Stephanie Kendall was eating breakfast when she saw an e-mail with the subject “Fulbright Status.”
Kendall is one of six GW students so far this year to win a Fulbright scholarship, a prestigious grant funded by the State Department that pays for American scholars to conduct research or teach abroad.
“My hands started shaking, and I just dropped my breakfast and started screaming and crying. I was shell-shocked for the first two days,” she said.
The senior, who will begin an English teaching assistantship in Germany in September, said German culture pervades her life at GW. She majors in the language, is a member of a German honors society and serves as a research assistant in the Department of Romance, German and Slavic Languages and Literatures.

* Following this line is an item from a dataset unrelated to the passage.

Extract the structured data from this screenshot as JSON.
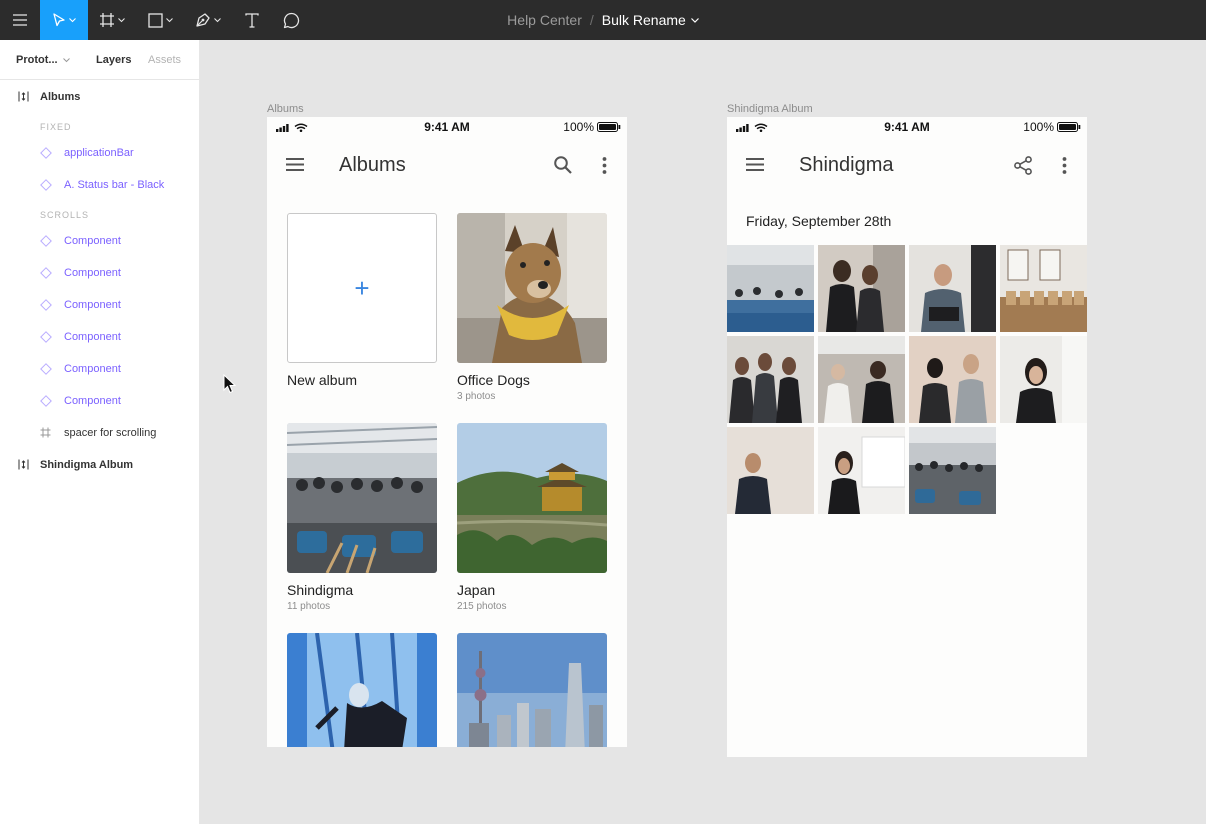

She said she took her first German class to annoy her parents.
“They wanted me to take Spanish so I decided to take the opposite of that,” Kendall said. After discovering that she liked the language and was good at it, she spent her entire junior year abroad in Freiberg, Germany.
When she told her parents about winning the fellowship, she said her mother started crying, and her father had to pull his car over because he was celebrating.
Kendall believes her year abroad gave her an edge on the Fulbright application, something Director of the Center for Undergraduate Fellowships and Research Paul Hoyt-O’Connor said can often be an advantage.
“People who have been [to a country] before generally bring a level of detail and vividness that somebody who hasn’t been there before has a tougher time doing,” Hoyt-O’Connor said.
By living in a dorm with native students, Kendall said she got the full German college experience.
“I really liked how old the culture is. Everything in the United States is so young, so going there and just seeing all the old buildings and the culture there was super fascinating,” Kendall said.
Kendall is an exception among GW Fulbright applicants, who tend to be international affairs majors looking to work in developing countries, Hoyt-O’Connor said.
This was true for GW’s two other Fulbright winners, who will both teach English in Indonesia this year. Shaylen Foley, a 2010 graduate, hopes to pursue a career in public health and Lauren Jacobson, a senior and former Hatchet reporter, is writing her thesis on national disaster campaigns and in particular, the effects of the tsunami in Indonesia.
Foley chose Indonesia because it allowed her to explore her interest in public health in developing South Asian countries. She works as an AmeriCorps member at a community health center in Adams Morgan. She also teaches yoga twice a week and tutors every Saturday through a nonprofit organization, For the Love of Children.
“I’ve definitely gotten a lot of insight into dealing with children and their learning experience,” Foley said.
Hoyt-O’Connor said, given the program’s budget cuts and growing interest nationally, “I think I’d be very, very happy if we ended up with 10 winners this year, just given the number of applications.”
This year, 42 students from GW competed for the Fulbright. Last year, GW ranked No. 12 nationally with 16 winners, a figure that Hoyt-O’Connor said could shrink as the program faces federal budget cuts.
Each country announces its winners on a rolling basis, and all decisions are typically handed down by mid-May.